This tutorial will explain how to use PHP locally (without a web server like XXAMP, MAMP, or WAMP). Using one of these 3 services is fine, but we decided to go the system route!

I will break this tutorial down into multiple parts:
Continue reading Securely Renaming a Massive Amount of Files with PHP – The Non-Destructive Route

Form Validation in PHP – Simplified

I was created a form earlier today, when I had to add Phone Number validation to the existing validation. This form already included email validation, but I decided to go over it as well.

Email Validation

This is a very similar validation, but there is nothing needed to customize:

{code type=php}
function valid_email( $str )
{
// This checks for “[email protected]
return ( ! preg_match(“/^([a-z0-9\+_\-]+)(\.[a-z0-9\+_\-]+)*@([a-z0-9\-]+\.)+[a-z]{2,6}$/ix”, $str)) ? FALSE : TRUE;
}

if( ! valid_email( $_POST[’email_address’] ) {
echo “Please enter a valid email address.”
}

{/code}

Phone Number Validation

Edit: Please check out my new post on phone number validation, as it has a much more efficient regular expression pattern.

Phone Number validation is fairly straight forward, but has one major issue – formatting!

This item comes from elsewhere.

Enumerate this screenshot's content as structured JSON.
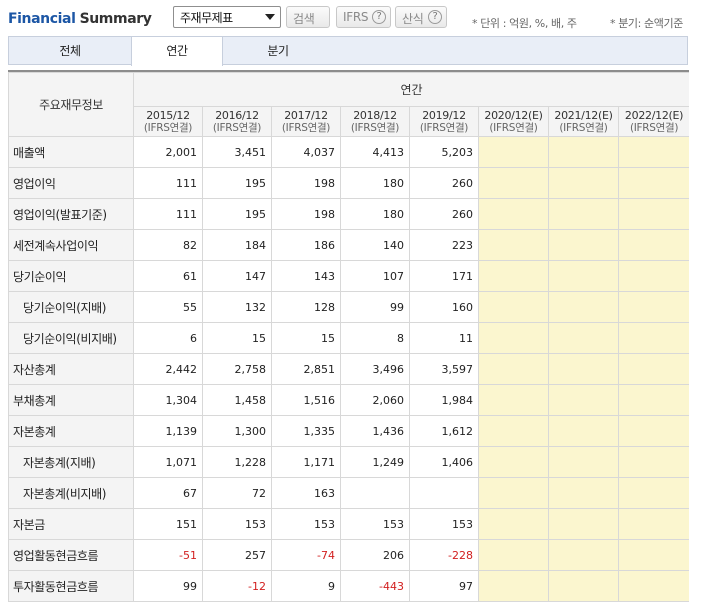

There are many ways of putting in a phone number, and for usability’s sake, it’s best to supp
Continue reading Form Validation in PHP – Simplified